◆ **EXERCISE PROMPT**: The response must consist of all the entries, duplicated without alteration.

◆ **RECORDS SUPPLIED**:

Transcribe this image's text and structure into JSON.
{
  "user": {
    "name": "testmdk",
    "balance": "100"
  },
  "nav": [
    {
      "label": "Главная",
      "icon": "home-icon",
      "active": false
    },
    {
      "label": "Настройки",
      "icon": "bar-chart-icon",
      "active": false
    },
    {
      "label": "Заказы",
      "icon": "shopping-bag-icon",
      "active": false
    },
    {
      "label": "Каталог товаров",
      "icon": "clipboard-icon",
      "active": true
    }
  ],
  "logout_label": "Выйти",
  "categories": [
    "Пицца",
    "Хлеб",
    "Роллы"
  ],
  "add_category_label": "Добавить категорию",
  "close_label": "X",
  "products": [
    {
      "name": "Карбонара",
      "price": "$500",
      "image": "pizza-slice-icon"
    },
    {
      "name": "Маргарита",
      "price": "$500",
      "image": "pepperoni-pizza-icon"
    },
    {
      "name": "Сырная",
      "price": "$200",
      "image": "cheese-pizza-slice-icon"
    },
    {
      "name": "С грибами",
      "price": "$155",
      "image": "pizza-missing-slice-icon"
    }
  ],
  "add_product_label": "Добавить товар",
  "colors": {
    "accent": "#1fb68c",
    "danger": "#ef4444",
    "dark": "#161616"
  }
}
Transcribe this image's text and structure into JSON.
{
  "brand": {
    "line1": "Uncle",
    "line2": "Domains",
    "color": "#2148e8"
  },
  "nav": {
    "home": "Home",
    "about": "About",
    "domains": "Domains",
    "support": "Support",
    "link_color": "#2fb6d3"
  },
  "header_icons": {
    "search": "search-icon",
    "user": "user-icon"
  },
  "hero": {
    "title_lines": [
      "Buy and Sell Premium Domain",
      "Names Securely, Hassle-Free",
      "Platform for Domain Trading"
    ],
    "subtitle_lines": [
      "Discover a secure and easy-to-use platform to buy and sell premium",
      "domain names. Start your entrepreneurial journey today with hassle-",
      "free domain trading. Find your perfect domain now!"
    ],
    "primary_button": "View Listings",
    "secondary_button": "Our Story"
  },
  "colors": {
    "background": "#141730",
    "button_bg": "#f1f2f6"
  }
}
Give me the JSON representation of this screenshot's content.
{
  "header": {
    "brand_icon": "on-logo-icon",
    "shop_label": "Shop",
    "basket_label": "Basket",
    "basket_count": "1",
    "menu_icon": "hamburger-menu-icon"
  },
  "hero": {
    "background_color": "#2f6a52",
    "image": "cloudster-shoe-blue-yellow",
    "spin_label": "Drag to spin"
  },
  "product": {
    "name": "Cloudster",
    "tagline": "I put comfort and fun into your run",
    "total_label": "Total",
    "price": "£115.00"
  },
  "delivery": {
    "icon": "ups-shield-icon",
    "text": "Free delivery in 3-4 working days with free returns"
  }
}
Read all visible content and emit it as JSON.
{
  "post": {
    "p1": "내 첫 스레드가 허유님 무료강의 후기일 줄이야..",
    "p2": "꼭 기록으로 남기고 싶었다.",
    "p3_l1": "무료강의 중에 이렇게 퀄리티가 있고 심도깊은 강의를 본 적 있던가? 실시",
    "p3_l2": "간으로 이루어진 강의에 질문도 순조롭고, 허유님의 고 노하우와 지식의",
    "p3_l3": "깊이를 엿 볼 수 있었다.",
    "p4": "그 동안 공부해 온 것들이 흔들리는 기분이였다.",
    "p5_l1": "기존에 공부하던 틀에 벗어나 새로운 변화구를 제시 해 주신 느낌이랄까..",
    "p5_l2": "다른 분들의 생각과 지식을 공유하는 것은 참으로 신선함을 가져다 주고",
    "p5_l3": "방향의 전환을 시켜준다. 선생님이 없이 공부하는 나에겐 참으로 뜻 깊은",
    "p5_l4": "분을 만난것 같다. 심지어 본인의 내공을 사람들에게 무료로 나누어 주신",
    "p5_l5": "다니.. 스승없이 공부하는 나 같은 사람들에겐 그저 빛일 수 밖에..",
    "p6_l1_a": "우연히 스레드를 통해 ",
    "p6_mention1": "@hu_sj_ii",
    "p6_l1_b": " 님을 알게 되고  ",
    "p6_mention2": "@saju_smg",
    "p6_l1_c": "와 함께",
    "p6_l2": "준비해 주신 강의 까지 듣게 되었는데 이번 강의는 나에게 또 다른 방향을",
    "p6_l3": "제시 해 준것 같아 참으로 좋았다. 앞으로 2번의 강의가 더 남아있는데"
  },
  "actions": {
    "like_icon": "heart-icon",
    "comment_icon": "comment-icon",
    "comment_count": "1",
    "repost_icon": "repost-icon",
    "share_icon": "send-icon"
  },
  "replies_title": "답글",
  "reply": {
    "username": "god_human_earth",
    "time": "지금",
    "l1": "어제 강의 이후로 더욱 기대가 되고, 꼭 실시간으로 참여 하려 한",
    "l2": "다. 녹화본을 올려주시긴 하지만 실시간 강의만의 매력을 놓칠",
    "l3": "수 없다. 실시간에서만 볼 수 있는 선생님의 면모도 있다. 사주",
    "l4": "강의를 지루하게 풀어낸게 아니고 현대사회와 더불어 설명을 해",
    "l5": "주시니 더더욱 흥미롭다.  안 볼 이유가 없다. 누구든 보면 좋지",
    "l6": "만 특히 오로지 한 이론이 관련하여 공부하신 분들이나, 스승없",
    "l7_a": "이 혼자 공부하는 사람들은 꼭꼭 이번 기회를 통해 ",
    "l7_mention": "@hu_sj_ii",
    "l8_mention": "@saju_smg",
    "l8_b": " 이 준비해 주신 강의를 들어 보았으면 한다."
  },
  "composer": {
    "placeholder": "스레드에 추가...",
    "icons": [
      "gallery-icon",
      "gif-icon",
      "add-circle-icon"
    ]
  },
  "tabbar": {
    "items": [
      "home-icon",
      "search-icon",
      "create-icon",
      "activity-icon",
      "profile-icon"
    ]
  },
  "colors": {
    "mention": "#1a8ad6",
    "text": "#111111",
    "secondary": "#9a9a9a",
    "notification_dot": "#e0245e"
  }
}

◆ **RESULT OF THE TASK**:
Transcribe this image's text and structure into JSON.
{
  "user": {
    "name": "testmdk",
    "balance": "100"
  },
  "nav": [
    {
      "label": "Главная",
      "icon": "home-icon",
      "active": false
    },
    {
      "label": "Настройки",
      "icon": "bar-chart-icon",
      "active": false
    },
    {
      "label": "Заказы",
      "icon": "shopping-bag-icon",
      "active": false
    },
    {
      "label": "Каталог товаров",
      "icon": "clipboard-icon",
      "active": true
    }
  ],
  "logout_label": "Выйти",
  "categories": [
    "Пицца",
    "Хлеб",
    "Роллы"
  ],
  "add_category_label": "Добавить категорию",
  "close_label": "X",
  "products": [
    {
      "name": "Карбонара",
      "price": "$500",
      "image": "pizza-slice-icon"
    },
    {
      "name": "Маргарита",
      "price": "$500",
      "image": "pepperoni-pizza-icon"
    },
    {
      "name": "Сырная",
      "price": "$200",
      "image": "cheese-pizza-slice-icon"
    },
    {
      "name": "С грибами",
      "price": "$155",
      "image": "pizza-missing-slice-icon"
    }
  ],
  "add_product_label": "Добавить товар",
  "colors": {
    "accent": "#1fb68c",
    "danger": "#ef4444",
    "dark": "#161616"
  }
}
Transcribe this image's text and structure into JSON.
{
  "brand": {
    "line1": "Uncle",
    "line2": "Domains",
    "color": "#2148e8"
  },
  "nav": {
    "home": "Home",
    "about": "About",
    "domains": "Domains",
    "support": "Support",
    "link_color": "#2fb6d3"
  },
  "header_icons": {
    "search": "search-icon",
    "user": "user-icon"
  },
  "hero": {
    "title_lines": [
      "Buy and Sell Premium Domain",
      "Names Securely, Hassle-Free",
      "Platform for Domain Trading"
    ],
    "subtitle_lines": [
      "Discover a secure and easy-to-use platform to buy and sell premium",
      "domain names. Start your entrepreneurial journey today with hassle-",
      "free domain trading. Find your perfect domain now!"
    ],
    "primary_button": "View Listings",
    "secondary_button": "Our Story"
  },
  "colors": {
    "background": "#141730",
    "button_bg": "#f1f2f6"
  }
}
Give me the JSON representation of this screenshot's content.
{
  "header": {
    "brand_icon": "on-logo-icon",
    "shop_label": "Shop",
    "basket_label": "Basket",
    "basket_count": "1",
    "menu_icon": "hamburger-menu-icon"
  },
  "hero": {
    "background_color": "#2f6a52",
    "image": "cloudster-shoe-blue-yellow",
    "spin_label": "Drag to spin"
  },
  "product": {
    "name": "Cloudster",
    "tagline": "I put comfort and fun into your run",
    "total_label": "Total",
    "price": "£115.00"
  },
  "delivery": {
    "icon": "ups-shield-icon",
    "text": "Free delivery in 3-4 working days with free returns"
  }
}
Read all visible content and emit it as JSON.
{
  "post": {
    "p1": "내 첫 스레드가 허유님 무료강의 후기일 줄이야..",
    "p2": "꼭 기록으로 남기고 싶었다.",
    "p3_l1": "무료강의 중에 이렇게 퀄리티가 있고 심도깊은 강의를 본 적 있던가? 실시",
    "p3_l2": "간으로 이루어진 강의에 질문도 순조롭고, 허유님의 고 노하우와 지식의",
    "p3_l3": "깊이를 엿 볼 수 있었다.",
    "p4": "그 동안 공부해 온 것들이 흔들리는 기분이였다.",
    "p5_l1": "기존에 공부하던 틀에 벗어나 새로운 변화구를 제시 해 주신 느낌이랄까..",
    "p5_l2": "다른 분들의 생각과 지식을 공유하는 것은 참으로 신선함을 가져다 주고",
    "p5_l3": "방향의 전환을 시켜준다. 선생님이 없이 공부하는 나에겐 참으로 뜻 깊은",
    "p5_l4": "분을 만난것 같다. 심지어 본인의 내공을 사람들에게 무료로 나누어 주신",
    "p5_l5": "다니.. 스승없이 공부하는 나 같은 사람들에겐 그저 빛일 수 밖에..",
    "p6_l1_a": "우연히 스레드를 통해 ",
    "p6_mention1": "@hu_sj_ii",
    "p6_l1_b": " 님을 알게 되고  ",
    "p6_mention2": "@saju_smg",
    "p6_l1_c": "와 함께",
    "p6_l2": "준비해 주신 강의 까지 듣게 되었는데 이번 강의는 나에게 또 다른 방향을",
    "p6_l3": "제시 해 준것 같아 참으로 좋았다. 앞으로 2번의 강의가 더 남아있는데"
  },
  "actions": {
    "like_icon": "heart-icon",
    "comment_icon": "comment-icon",
    "comment_count": "1",
    "repost_icon": "repost-icon",
    "share_icon": "send-icon"
  },
  "replies_title": "답글",
  "reply": {
    "username": "god_human_earth",
    "time": "지금",
    "l1": "어제 강의 이후로 더욱 기대가 되고, 꼭 실시간으로 참여 하려 한",
    "l2": "다. 녹화본을 올려주시긴 하지만 실시간 강의만의 매력을 놓칠",
    "l3": "수 없다. 실시간에서만 볼 수 있는 선생님의 면모도 있다. 사주",
    "l4": "강의를 지루하게 풀어낸게 아니고 현대사회와 더불어 설명을 해",
    "l5": "주시니 더더욱 흥미롭다.  안 볼 이유가 없다. 누구든 보면 좋지",
    "l6": "만 특히 오로지 한 이론이 관련하여 공부하신 분들이나, 스승없",
    "l7_a": "이 혼자 공부하는 사람들은 꼭꼭 이번 기회를 통해 ",
    "l7_mention": "@hu_sj_ii",
    "l8_mention": "@saju_smg",
    "l8_b": " 이 준비해 주신 강의를 들어 보았으면 한다."
  },
  "composer": {
    "placeholder": "스레드에 추가...",
    "icons": [
      "gallery-icon",
      "gif-icon",
      "add-circle-icon"
    ]
  },
  "tabbar": {
    "items": [
      "home-icon",
      "search-icon",
      "create-icon",
      "activity-icon",
      "profile-icon"
    ]
  },
  "colors": {
    "mention": "#1a8ad6",
    "text": "#111111",
    "secondary": "#9a9a9a",
    "notification_dot": "#e0245e"
  }
}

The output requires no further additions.